Simon Gaskell should reinstate John Allen to his post at Queen Mary. It is the right thing to do after the Employment Tribunal’s findings that John’s dismissal was unfair. The Tribunal found that removing the whole of the John’s pre-sabbatical work was such a serious breach of contract that, taken together with the failure to deal with his grievance in a reasonable time, it would have justified resignation and a constructive dismissal claim. (more…)

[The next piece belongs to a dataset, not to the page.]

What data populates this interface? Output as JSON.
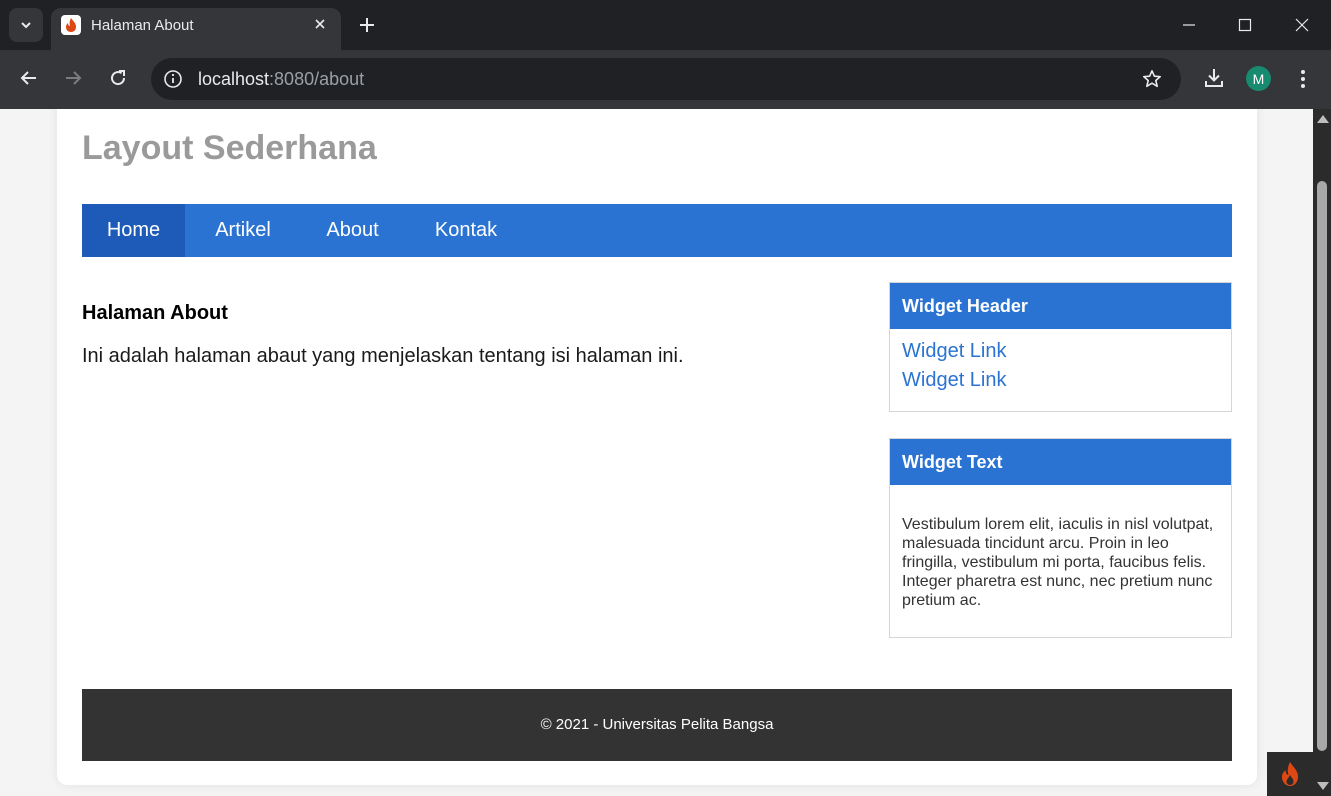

With two tweets, Prof Matthew Evans announced his notice to Queen Mary University of London, standing down on July 1st, 2016. His departure follows that of Prof Jeremy Kilburn. I once shared with the Principal of Queen Mary my view that because managers (like politicians) change all the time, the incentive to build an improved department (which in former times would mean personal recognition) appears to be lacking. Indeed, this pair of managers deeply transformed the School of Biological and Chemical Sciences: in a blink of an eye they recruited over 50 new academics who joined 40 members of staff surviving since 2011, while effecting 35 departures of active researchers. Was it for the better? I think Prof Evans would say so:
At the same time of my dismissal from Queen Mary on grounds of redundancy, my colleague Babis was also served notice. His case hasn’t seen any publicity so far. In what follows, I present the description of the original Employment Tribunal Judgment by the Honourable Mrs Justice Elisabeth Laing, DBE. I transcribe a few parts of her Judgment (ommitting some of the legal terminology) with an aim to make some aspects of Babis’ experience better known and the text easier to follow for the lay reader. The public document is available in full here.
“Managing a team of Process Improvement Project Managers, the Head of Process Improvement will champion a change in behavior and culture at QMUL, placing process improvement and the value for money agenda at the heart of professional services both centrally and in academic schools.”
Chris Havergal reports today on Queen’s University Belfast plans to axe 236 (note the precision in their count) jobs and reduce student numbers by 1,010. James Field reports that the University of Surrey is to cut 100 jobs and scrap its politics department, partly using the Research Excellence Framework (REF) as a guide. Jack Grove reports that up to 165 jobs may be lost at London Metropolitan University. The University of Aberdeen is to cut about 150 jobs as part of efforts to save millions of pounds in the coming months (this item from BBC but see also my post over one protagonist).